The centre will focus on finding more effective ways to treat and support individuals with congenital heart conditions and will utilise UCS’s expertise in cardiovascular science and exercise physiology and psychology.

Ahead of the centre launch, an exhibition called ‘Scarred FOR life’ will be on display at University Campus Suffolk’s Waterfront Gallery. The exhibition is described as “adults born with Congenital Heart Disease (CHD) baring their scars in celebration of life.”

The exhibition will inspire the next UCS Family Art Club taking place on Saturday April 16.

Dr Chris Turner, UCS lecturer

Dr Chris Turner, UCS lecturer - Credit: Archant


You may also want to watch:


The monthly art club aims to introduces young people to a contemporary art gallery giving them the opportunity to explore the exhibitions and create a piece of art work that response to the current display.

Next month, in May, UCS and The Somerville Foundation will formally launch a heart research centre, a first for Suffolk, located at UCS’ James Hehir Building on the Waterfront.

Most Read

World-renowned cardiovascular biologist Dr Christopher Turner, Lecturer in Biosciences at UCS, said: “Congenital Heart Defects (CHD) are the most common type of birth defect and the leading cause of infant death in the UK. Recent advances in medicine have improved survival rates, but many patients face physical limitations and an uncertain lifespan into their adulthood. We hope that the research undertaken at this new centre can improve the lives of individuals with congenital heart disease and improve the cardiac screening of the young in the UK.”

There are estimated to be over 250,000 adults who were born with a heart condition in the UK.

John Richardson, National Director of The Somerville Foundation said: “We have seen patients’ lives cut tragically short as a result of their illness. We know that there is a world of new discoveries, better treatments and surgical techniques that will in the future help those born with heart conditions live longer, healthier, happier lives. Our partnership with University Campus Suffolk provides a fantastic new opportunity for patients.”

The Family Art Club will take place on Saturday 16 April 10-11.30am for children 8-12 years old and their families. Those interested in attending should book via www.familyartclubmarch.eventbrite.co.uk

Become a Supporter

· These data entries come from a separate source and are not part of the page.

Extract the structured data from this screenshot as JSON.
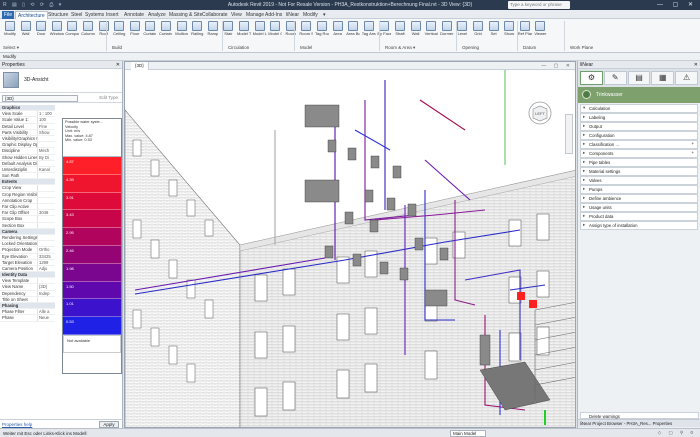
{
  "titlebar": {
    "title": "Autodesk Revit 2019 - Not For Resale Version - PH3A_Restkonstruktion+Berechnung Final.rvt - 3D View: {3D}",
    "search_placeholder": "Type a keyword or phrase",
    "quick_access": "R ▤ ▯ ⟲ ⟳ ⎙ ▾",
    "window_controls": "— ▢ ✕"
  },
  "tabs": [
    "File",
    "Architecture",
    "Structure",
    "Steel",
    "Systems",
    "Insert",
    "Annotate",
    "Analyze",
    "Massing & Site",
    "Collaborate",
    "View",
    "Manage",
    "Add-Ins",
    "liNear",
    "Modify",
    "▾"
  ],
  "active_tab": "Architecture",
  "ribbon": {
    "buttons": [
      "Modify",
      "Wall",
      "Door",
      "Window",
      "Component",
      "Column",
      "Roof",
      "Ceiling",
      "Floor",
      "Curtain System",
      "Curtain Grid",
      "Mullion",
      "Railing",
      "Ramp",
      "Stair",
      "Model Text",
      "Model Line",
      "Model Group",
      "Room",
      "Room Separator",
      "Tag Room",
      "Area",
      "Area Boundary",
      "Tag Area",
      "By Face",
      "Shaft",
      "Wall",
      "Vertical",
      "Dormer",
      "Level",
      "Grid",
      "Set",
      "Show",
      "Ref Plane",
      "Viewer"
    ],
    "panels": [
      "Select ▾",
      "Build",
      "Circulation",
      "Model",
      "Room & Area ▾",
      "Opening",
      "Datum",
      "Work Plane"
    ]
  },
  "options_bar": "Modify",
  "properties": {
    "header": "Properties",
    "type_name": "3D-Ansicht",
    "view_selector": "{3D}",
    "edit_type": "Edit Type",
    "rows": [
      {
        "k": "Graphics",
        "v": "",
        "group": true
      },
      {
        "k": "View Scale",
        "v": "1 : 100"
      },
      {
        "k": "Scale Value 1:",
        "v": "100"
      },
      {
        "k": "Detail Level",
        "v": "Fine"
      },
      {
        "k": "Parts Visibility",
        "v": "Show"
      },
      {
        "k": "Visibility/Graphics Overr...",
        "v": ""
      },
      {
        "k": "Graphic Display Options",
        "v": ""
      },
      {
        "k": "Discipline",
        "v": "Mech"
      },
      {
        "k": "Show Hidden Lines",
        "v": "By Di"
      },
      {
        "k": "Default Analysis Display S...",
        "v": ""
      },
      {
        "k": "Unterdisziplin",
        "v": "Kanal"
      },
      {
        "k": "Sun Path",
        "v": ""
      },
      {
        "k": "Extents",
        "v": "",
        "group": true
      },
      {
        "k": "Crop View",
        "v": ""
      },
      {
        "k": "Crop Region Visible",
        "v": ""
      },
      {
        "k": "Annotation Crop",
        "v": ""
      },
      {
        "k": "Far Clip Active",
        "v": ""
      },
      {
        "k": "Far Clip Offset",
        "v": "3048"
      },
      {
        "k": "Scope Box",
        "v": ""
      },
      {
        "k": "Section Box",
        "v": ""
      },
      {
        "k": "Camera",
        "v": "",
        "group": true
      },
      {
        "k": "Rendering Settings",
        "v": ""
      },
      {
        "k": "Locked Orientation",
        "v": ""
      },
      {
        "k": "Projection Mode",
        "v": "Ortho"
      },
      {
        "k": "Eye Elevation",
        "v": "33425"
      },
      {
        "k": "Target Elevation",
        "v": "1299"
      },
      {
        "k": "Camera Position",
        "v": "Adju"
      },
      {
        "k": "Identity Data",
        "v": "",
        "group": true
      },
      {
        "k": "View Template",
        "v": ""
      },
      {
        "k": "View Name",
        "v": "{3D}"
      },
      {
        "k": "Dependency",
        "v": "Indep"
      },
      {
        "k": "Title on Sheet",
        "v": ""
      },
      {
        "k": "Phasing",
        "v": "",
        "group": true
      },
      {
        "k": "Phase Filter",
        "v": "Alle a"
      },
      {
        "k": "Phase",
        "v": "Neue"
      }
    ],
    "help_link": "Properties help",
    "apply": "Apply"
  },
  "legend": {
    "caption": [
      "Possible water syste...",
      "Velocity",
      "Unit: m/s",
      "Max. value: 4.87",
      "Min. value: 0.53"
    ],
    "cells": [
      {
        "label": "4.87",
        "color": "#ff1f28"
      },
      {
        "label": "4.39",
        "color": "#f0152e"
      },
      {
        "label": "3.91",
        "color": "#dd0a3a"
      },
      {
        "label": "3.43",
        "color": "#c80548"
      },
      {
        "label": "2.95",
        "color": "#b0045d"
      },
      {
        "label": "2.46",
        "color": "#950474"
      },
      {
        "label": "1.98",
        "color": "#7a0690"
      },
      {
        "label": "1.50",
        "color": "#5f08ae"
      },
      {
        "label": "1.01",
        "color": "#3c12cc"
      },
      {
        "label": "0.53",
        "color": "#1f22e6"
      },
      {
        "label": "Not available",
        "color": "#ffffff"
      }
    ]
  },
  "view": {
    "tab": "{3D}",
    "controls": "— ▢ ✕",
    "cube_label": "LEFT"
  },
  "liNear": {
    "header": "liNear",
    "banner": "Trinkwasser",
    "items": [
      {
        "label": "Calculation",
        "open": true
      },
      {
        "label": "Labeling",
        "open": false
      },
      {
        "label": "Output",
        "open": false
      },
      {
        "label": "Configuration",
        "open": false
      },
      {
        "label": "Classification ...",
        "open": false,
        "more": "+"
      },
      {
        "label": "Components",
        "open": false,
        "more": "+"
      },
      {
        "label": "Pipe tables",
        "open": false
      },
      {
        "label": "Material settings",
        "open": false
      },
      {
        "label": "Valves",
        "open": false
      },
      {
        "label": "Pumps",
        "open": false
      },
      {
        "label": "Define ambience",
        "open": false
      },
      {
        "label": "Usage units",
        "open": false
      },
      {
        "label": "Product data",
        "open": false
      },
      {
        "label": "Assign type of installation",
        "open": false
      }
    ],
    "delete_warnings": "Delete warnings",
    "bottom_tabs": "liNear   Project Browser - PH3A_Res...   Properties"
  },
  "status": {
    "message": "Weiter mit Esc oder Links-Klick ins Modell",
    "model": "Main Model",
    "icons": "◇ ▢ ⚲ 0"
  }
}
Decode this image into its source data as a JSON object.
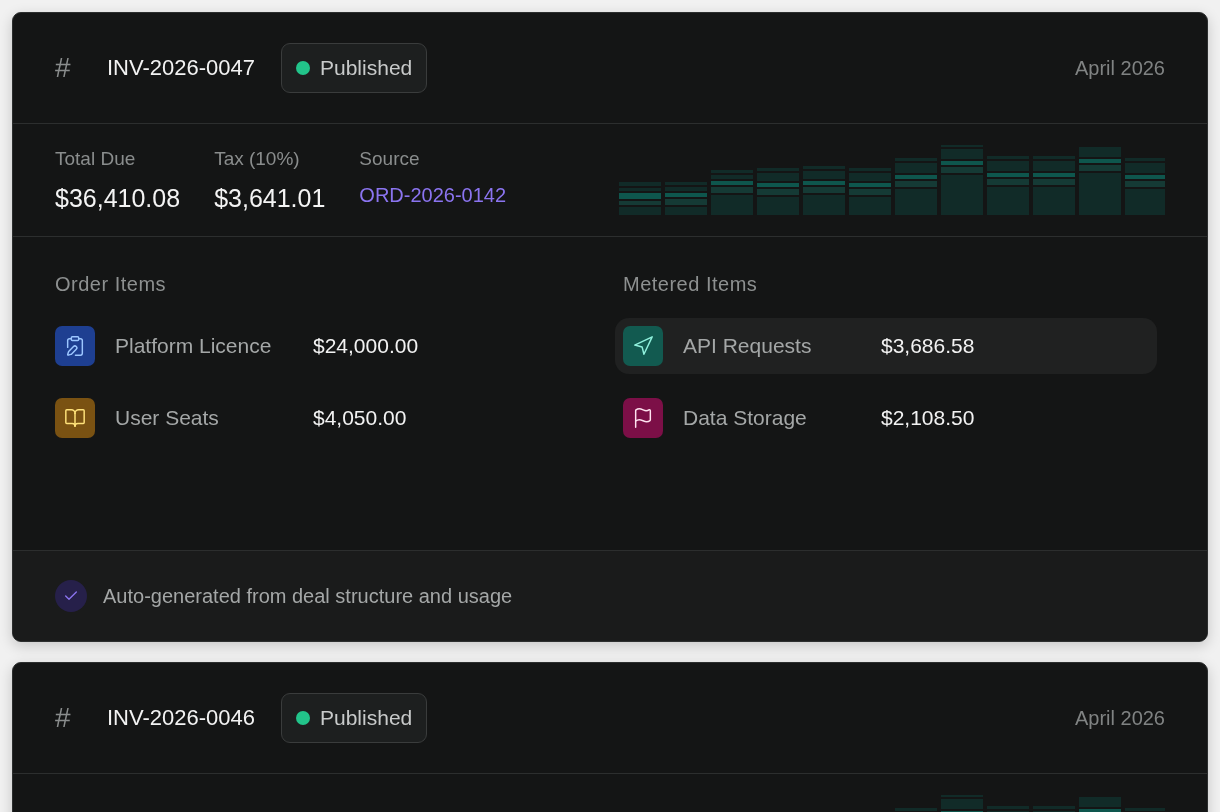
{
  "invoices": [
    {
      "number_icon": "#",
      "number": "INV-2026-0047",
      "status": {
        "label": "Published",
        "color": "#22c48a"
      },
      "date": "April 2026",
      "stats": [
        {
          "kind": "amount",
          "label": "Total Due",
          "value": "$36,410.08"
        },
        {
          "kind": "amount",
          "label": "Tax (10%)",
          "value": "$3,641.01"
        },
        {
          "kind": "link",
          "label": "Source",
          "value": "ORD-2026-0142"
        }
      ],
      "sections": [
        {
          "title": "Order Items",
          "items": [
            {
              "name": "Platform Licence",
              "amount": "$24,000.00",
              "kind": "clipboard",
              "color": "#1e3f91",
              "selected": false
            },
            {
              "name": "User Seats",
              "amount": "$4,050.00",
              "kind": "book",
              "color": "#7a5212",
              "selected": false
            }
          ]
        },
        {
          "title": "Metered Items",
          "items": [
            {
              "name": "API Requests",
              "amount": "$3,686.58",
              "kind": "navigation",
              "color": "#125a50",
              "selected": true
            },
            {
              "name": "Data Storage",
              "amount": "$2,108.50",
              "kind": "flag",
              "color": "#7c0f47",
              "selected": false
            }
          ]
        }
      ],
      "footer": {
        "text": "Auto-generated from deal structure and usage",
        "checked": true
      }
    },
    {
      "number_icon": "#",
      "number": "INV-2026-0046",
      "status": {
        "label": "Published",
        "color": "#22c48a"
      },
      "date": "April 2026"
    }
  ]
}
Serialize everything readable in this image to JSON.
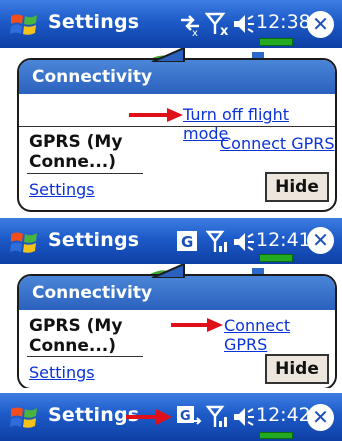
{
  "panels": [
    {
      "title": "Settings",
      "time": "12:38",
      "popup": {
        "heading": "Connectivity",
        "flight_mode_link": "Turn off flight mode",
        "connection_name": "GPRS (My Conne...)",
        "connection_line1": "GPRS (My",
        "connection_line2": "Conne...)",
        "connect_link": "Connect GPRS",
        "settings_link": "Settings",
        "hide_button": "Hide"
      }
    },
    {
      "title": "Settings",
      "time": "12:41",
      "popup": {
        "heading": "Connectivity",
        "connection_line1": "GPRS (My",
        "connection_line2": "Conne...)",
        "connect_link": "Connect GPRS",
        "settings_link": "Settings",
        "hide_button": "Hide"
      }
    },
    {
      "title": "Settings",
      "time": "12:42"
    }
  ],
  "colors": {
    "titlebar": "#1d5ac8",
    "link": "#0a33d8",
    "arrow": "#e0101a",
    "battery": "#22aa22"
  },
  "icons": {
    "start": "windows-start-icon",
    "signal_off": "signal-off-icon",
    "sync": "sync-icon",
    "speaker": "speaker-icon",
    "gprs": "gprs-icon",
    "close": "close-icon"
  }
}
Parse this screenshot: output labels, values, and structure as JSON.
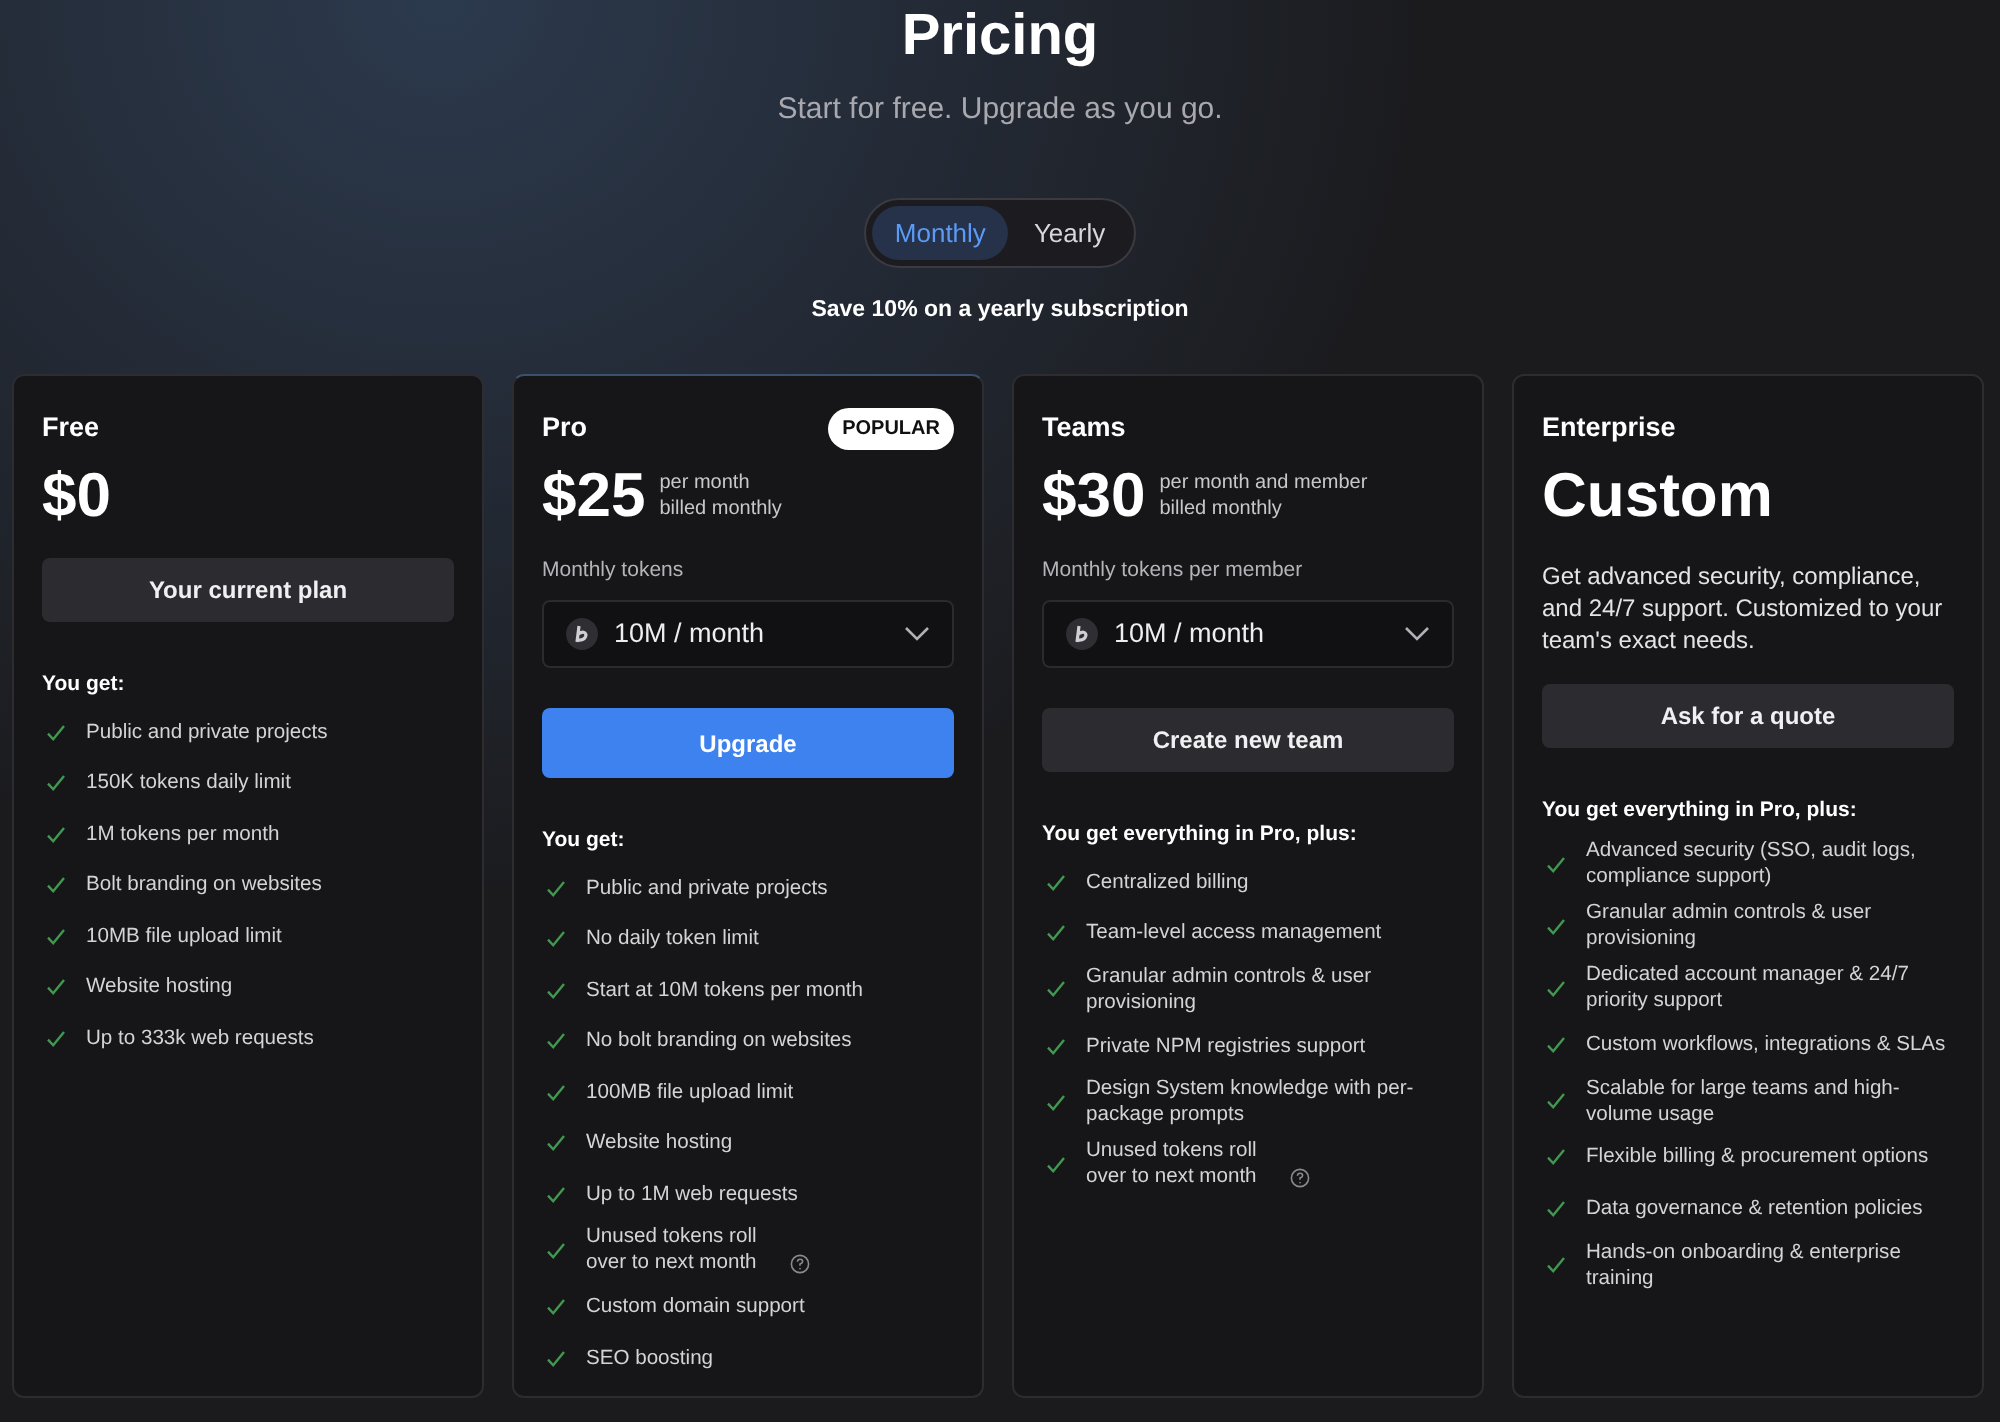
{
  "header": {
    "title": "Pricing",
    "subtitle": "Start for free. Upgrade as you go."
  },
  "billing_toggle": [
    {
      "label": "Monthly",
      "selected": true
    },
    {
      "label": "Yearly",
      "selected": false
    }
  ],
  "savings_note": "Save 10% on a yearly subscription",
  "plans": [
    {
      "name": "Free",
      "price": "$0",
      "button": {
        "label": "Your current plan",
        "kind": "secondary"
      },
      "features_heading": "You get:",
      "features": [
        {
          "text": "Public and private projects"
        },
        {
          "text": "150K tokens daily limit"
        },
        {
          "text": "1M tokens per month"
        },
        {
          "text": "Bolt branding on websites"
        },
        {
          "text": "10MB file upload limit"
        },
        {
          "text": "Website hosting"
        },
        {
          "text": "Up to 333k web requests"
        }
      ]
    },
    {
      "name": "Pro",
      "badge": "POPULAR",
      "price": "$25",
      "price_note": [
        "per month",
        "billed monthly"
      ],
      "token_select": {
        "label": "Monthly tokens",
        "value": "10M / month"
      },
      "button": {
        "label": "Upgrade",
        "kind": "primary"
      },
      "features_heading": "You get:",
      "features": [
        {
          "text": "Public and private projects"
        },
        {
          "text": "No daily token limit"
        },
        {
          "text": "Start at 10M tokens per month"
        },
        {
          "text": "No bolt branding on websites"
        },
        {
          "text": "100MB file upload limit"
        },
        {
          "text": "Website hosting"
        },
        {
          "text": "Up to 1M web requests"
        },
        {
          "text": "Unused tokens roll over to next month",
          "help": true
        },
        {
          "text": "Custom domain support"
        },
        {
          "text": "SEO boosting"
        }
      ]
    },
    {
      "name": "Teams",
      "price": "$30",
      "price_note": [
        "per month and member",
        "billed monthly"
      ],
      "token_select": {
        "label": "Monthly tokens per member",
        "value": "10M / month"
      },
      "button": {
        "label": "Create new team",
        "kind": "secondary"
      },
      "features_heading": "You get everything in Pro, plus:",
      "features": [
        {
          "text": "Centralized billing"
        },
        {
          "text": "Team-level access management"
        },
        {
          "text": "Granular admin controls & user provisioning"
        },
        {
          "text": "Private NPM registries support"
        },
        {
          "text": "Design System knowledge with per-package prompts"
        },
        {
          "text": "Unused tokens roll over to next month",
          "help": true
        }
      ]
    },
    {
      "name": "Enterprise",
      "price": "Custom",
      "description": "Get advanced security, compliance, and 24/7 support. Customized to your team's exact needs.",
      "button": {
        "label": "Ask for a quote",
        "kind": "secondary"
      },
      "features_heading": "You get everything in Pro, plus:",
      "features": [
        {
          "text": "Advanced security (SSO, audit logs, compliance support)"
        },
        {
          "text": "Granular admin controls & user provisioning"
        },
        {
          "text": "Dedicated account manager & 24/7 priority support"
        },
        {
          "text": "Custom workflows, integrations & SLAs"
        },
        {
          "text": "Scalable for large teams and high-volume usage"
        },
        {
          "text": "Flexible billing & procurement options"
        },
        {
          "text": "Data governance & retention policies"
        },
        {
          "text": "Hands-on onboarding & enterprise training"
        }
      ]
    }
  ]
}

This newspaper has been a central part of community life for many years. Our industry faces testing times, which is why we're asking for your support. Every contribution will help us continue to produce local journalism that makes a measurable difference to our community.

Become a Supporter